Big newspapers get noticed when there are layoffs, the small one simply slip away, never to return
The Sunday Independent, a newspaper that has served SW England since 1808, is being shuttered, and with it 20 jobs will be lost – that is, unless a white knight can be found
It is always a sad thing to hear of another newspaper closing. Like a death in the family. A big newspaper closing is pretty rare, they simply layoff staff until they might as well become a bureau, like what Gannett seems to be doing nationwide. Small papers, on the other, are dying regularly. In my neck of the woods, with newspapers trading hands between one northside owner and another, the small tabloids that served individual communities are going away, to be replaced by bland regional papers that simply don’t have the time to cover the local board meeting, let alone to make sure the Friday football scores are correct.

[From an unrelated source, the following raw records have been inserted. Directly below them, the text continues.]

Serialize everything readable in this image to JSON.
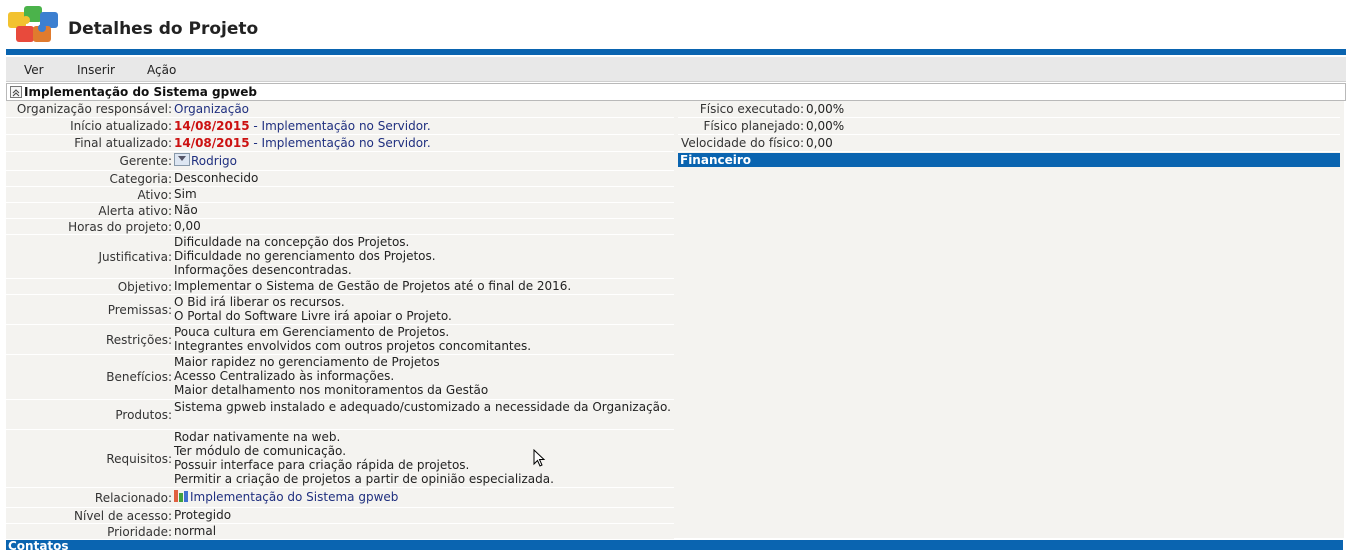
{
  "header": {
    "title": "Detalhes do Projeto"
  },
  "menu": [
    {
      "label": "Ver"
    },
    {
      "label": "Inserir"
    },
    {
      "label": "Ação"
    }
  ],
  "section": {
    "title": "Implementação do Sistema gpweb"
  },
  "left": {
    "org_label": "Organização responsável:",
    "org_value": "Organização",
    "inicio_label": "Início atualizado:",
    "inicio_date": "14/08/2015",
    "inicio_desc": "- Implementação no Servidor.",
    "final_label": "Final atualizado:",
    "final_date": "14/08/2015",
    "final_desc": "- Implementação no Servidor.",
    "gerente_label": "Gerente:",
    "gerente_value": "Rodrigo",
    "categoria_label": "Categoria:",
    "categoria_value": "Desconhecido",
    "ativo_label": "Ativo:",
    "ativo_value": "Sim",
    "alerta_label": "Alerta ativo:",
    "alerta_value": "Não",
    "horas_label": "Horas do projeto:",
    "horas_value": "0,00",
    "justificativa_label": "Justificativa:",
    "justificativa_lines": [
      "Dificuldade na concepção dos Projetos.",
      "Dificuldade no gerenciamento dos Projetos.",
      "Informações desencontradas."
    ],
    "objetivo_label": "Objetivo:",
    "objetivo_value": "Implementar o Sistema de Gestão de Projetos até o final de 2016.",
    "premissas_label": "Premissas:",
    "premissas_lines": [
      "O Bid irá liberar os recursos.",
      "O Portal do Software Livre irá apoiar o Projeto."
    ],
    "restricoes_label": "Restrições:",
    "restricoes_lines": [
      "Pouca cultura em Gerenciamento de Projetos.",
      "Integrantes  envolvidos com outros projetos concomitantes."
    ],
    "beneficios_label": "Benefícios:",
    "beneficios_lines": [
      "Maior rapidez no gerenciamento de Projetos",
      "Acesso Centralizado às informações.",
      "Maior detalhamento nos monitoramentos da Gestão"
    ],
    "produtos_label": "Produtos:",
    "produtos_value": "Sistema gpweb instalado e adequado/customizado a necessidade da Organização.",
    "requisitos_label": "Requisitos:",
    "requisitos_lines": [
      "Rodar nativamente na web.",
      "Ter módulo de comunicação.",
      "Possuir interface para criação rápida de projetos.",
      "Permitir a criação de projetos a partir de opinião especializada."
    ],
    "relacionado_label": "Relacionado:",
    "relacionado_value": "Implementação do Sistema gpweb",
    "nivel_label": "Nível de acesso:",
    "nivel_value": "Protegido",
    "prioridade_label": "Prioridade:",
    "prioridade_value": "normal"
  },
  "right": {
    "fisico_exec_label": "Físico executado:",
    "fisico_exec_value": "0,00%",
    "fisico_plan_label": "Físico planejado:",
    "fisico_plan_value": "0,00%",
    "velocidade_label": "Velocidade do físico:",
    "velocidade_value": "0,00",
    "financeiro_title": "Financeiro"
  },
  "contatos_title": "Contatos",
  "colors": {
    "brand_blue": "#0a64b0",
    "date_red": "#cc1111",
    "link_blue": "#1f2f7f"
  },
  "icons": {
    "logo": "puzzle-logo-icon",
    "collapse": "collapse-up-icon",
    "gerente": "user-dropdown-icon",
    "relacionado": "project-icon"
  }
}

In the UK, the Sunday Independent, which serves Cornwall, has closed – and with it 20 jobs will be lost. The paper has been around since 1808, but last August the owner died. Accountants are reportedly working to see if they can sell the paper to keep it going, but I am sure that will be difficult. The reality is that rival papers will see this as a good thing in so far as less competition might lead to a small bump in ad pages. No one wants to see a paper die, even rivals, but that’s business, right?
For readers and journalists, as well as others in the business, it is hard to see any upside to a closing. I remember being the publisher of a trade magazine that had to fight for its life when a rival stole away much of the sales staff. I came in and recruited a new one, one that might look at the business with fresh eyes. It worked and soon we dominated the industry. But things got a little too good and at one point I instructed my staff to stop selling against the rival, only for ourselves. I didn’t want the rival to go out of business, and certainly didn’t want to be accused of driving them out.
“This is really shocking and sad news,” Laura Davison, national organizer at the National Union of Journalist, said of the closing. “It appears the 20 staff who are to lose their jobs were told only today, after putting out Sunday’s edition. This adds to the tally of nine UK regional newspapers which have closed newspapers between November 2015 and March 2017 and highlighted in research commissioned by the union for Local News Matters Week. It will be tragic for the readers, especially the sports fans, in the south west to lose their newspaper.”
The NUJ wants the UK to consider local newspapers community assets, “with new rules to prevent local media outlets from closing overnight, so they can be offered to potential new owners, including local co-operatives.” It’s hard to see that occurring in either the UK or US where conservative governments are loath to see government interfere in the all mighty marketplace. In fact, assuming the new president’s budget gets approved, we may be seeing the end of public broadcasting in the US, and with it the loss of quite a number of local stations that serve rural communities.
Mousehole – Cornwall by Frans Schouwenburg used under Creative Commons Attribution 2.0 Generic
I have told, by someone far away, with the same last name as mine, that I might be Cornish. I’ve never visited Cornwall, though I am sure I will one day. So, of course, I was a little saddened to hear that the Sunday Independent was to be shuttered. But then again I have worked for newspapers owned by Hearst, Copley, MediaNews Group and McGraw-Hill that have all been shuttered by the owners, thankfully long after I had left their employment. I’ve never shuttered a publication myself, at least not without replacing it with something bigger and better. But then again, times have changed, and I am no longer publishing a newspaper or magazine.
It is a sad thing to shutter a publication.
“We have been overwhelmed by the amount of love and affection that exists for our newspaper,” editor John Collings wrote online. “To staff, freelances & contributors: thanks so much for all you have done.”
But maybe things here can be turned around, certainly the editor hasn’t given up:
“And finally: if there’s somebody on a white charger with 5 noughts in his or her back pocket… call Stephen Hobson on 01392 667 000.”